There is no doubt that children and adults look forward to visits to amusement parks. An amusement park provides hours, if not days, of entertainment, excitement and activity for the entire family. However, amusement parks can also be the site of serious accidents that can lead to traumatic injury. If you are injured at an amusement park, you may wonder who is responsible for your lost wages, medical bills and other expenses, which is why it is important to have the facts about amusement park accidents.
In many cases, an amusement park injury falls under premises liability. Premises liability determines who is liable when a condition on land or in a building causes an injury. Rides, activities and other aspects of an amusement park are all considered part of the premises of the park. If you can demonstrate that the park was negligent in some way or that your injury was caused by carelessness of an employee, you may have a premises liability claim.
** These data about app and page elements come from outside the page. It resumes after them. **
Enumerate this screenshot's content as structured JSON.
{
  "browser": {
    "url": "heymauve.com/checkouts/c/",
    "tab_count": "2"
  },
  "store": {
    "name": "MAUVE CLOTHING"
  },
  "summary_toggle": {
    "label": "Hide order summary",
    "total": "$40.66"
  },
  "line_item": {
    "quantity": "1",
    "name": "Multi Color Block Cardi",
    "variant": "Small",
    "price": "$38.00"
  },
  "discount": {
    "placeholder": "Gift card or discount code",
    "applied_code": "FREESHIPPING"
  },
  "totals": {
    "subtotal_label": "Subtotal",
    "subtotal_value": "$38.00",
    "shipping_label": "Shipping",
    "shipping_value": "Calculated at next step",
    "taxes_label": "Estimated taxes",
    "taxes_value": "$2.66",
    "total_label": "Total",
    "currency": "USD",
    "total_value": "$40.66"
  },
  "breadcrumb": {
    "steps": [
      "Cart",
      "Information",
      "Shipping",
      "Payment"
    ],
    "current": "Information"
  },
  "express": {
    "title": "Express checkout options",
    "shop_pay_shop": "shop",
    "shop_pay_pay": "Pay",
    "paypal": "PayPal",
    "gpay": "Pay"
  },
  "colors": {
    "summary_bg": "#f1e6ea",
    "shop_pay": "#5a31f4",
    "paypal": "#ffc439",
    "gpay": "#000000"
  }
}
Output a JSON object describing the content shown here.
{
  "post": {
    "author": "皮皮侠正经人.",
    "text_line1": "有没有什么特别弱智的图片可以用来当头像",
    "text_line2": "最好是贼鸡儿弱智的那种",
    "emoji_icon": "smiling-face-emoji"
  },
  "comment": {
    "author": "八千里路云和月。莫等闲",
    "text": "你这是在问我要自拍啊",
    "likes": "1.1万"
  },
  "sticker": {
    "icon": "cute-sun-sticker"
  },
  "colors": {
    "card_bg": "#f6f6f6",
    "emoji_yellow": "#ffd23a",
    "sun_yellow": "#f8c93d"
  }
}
There are two different types of entrants to amusement parks – invitees or trespassers. An invitee is someone who was admitted to the park and allowed to be in the location where they were injured. A trespasser is someone who was injured where they were not permitted to be.
An amusement park must maintain all aspects of the park in a safe manner, whether the person who enters the park pays admission or is admitted for free. If park management knows or should be aware of any dangerous condition, they are required to inform any invitees to the park. If they fail to do so and the invitee suffers an injury, park ownership or management may be liable.
The park owes no degree of safety to a trespassing person, although they may not cause them intentional harm. In the case of a person who sneaks into the park when it is not open, is not owed the same degree of protection from injury as an invited guest.
There may be an exception to the trespasser rule, however. If someone who enters the park during normal hours as an invitee accesses a section of the park that is supposed to be off-limits, it is possible the park owner or management could be held responsible for any injury sustained.
If you entered an off-limits area that was not clearly marked off-limits or if there was no way for you to know you were not permitted to enter that section of the park, the amusement park can be held liable for your injuries.
Amusement parks must be certain that all rides are safe. They are required to provide adequate restraints for passengers on the ride. In addition, they must conduct routine maintenance and safety inspections. Employees must be supervised and safety instructions provided for all riders or staff members. If you are injured because you ignored safety instructions, you may not be eligible for compensation for your injury. For example, if you extend your arm outside of the car on a ride causing injury after you have been warned not to do so, you may not be eligible for compensation. However, if there were no warnings that extending your arm outside the car would cause injury, you may be eligible.
If you or a loved one were injured at an amusement park, contact the personal injury lawyers at Lundy Law to learn the facts about amusement park accidents. Arrange for your initial consultation by calling 1-800-Lundy Law or complete the easy form online.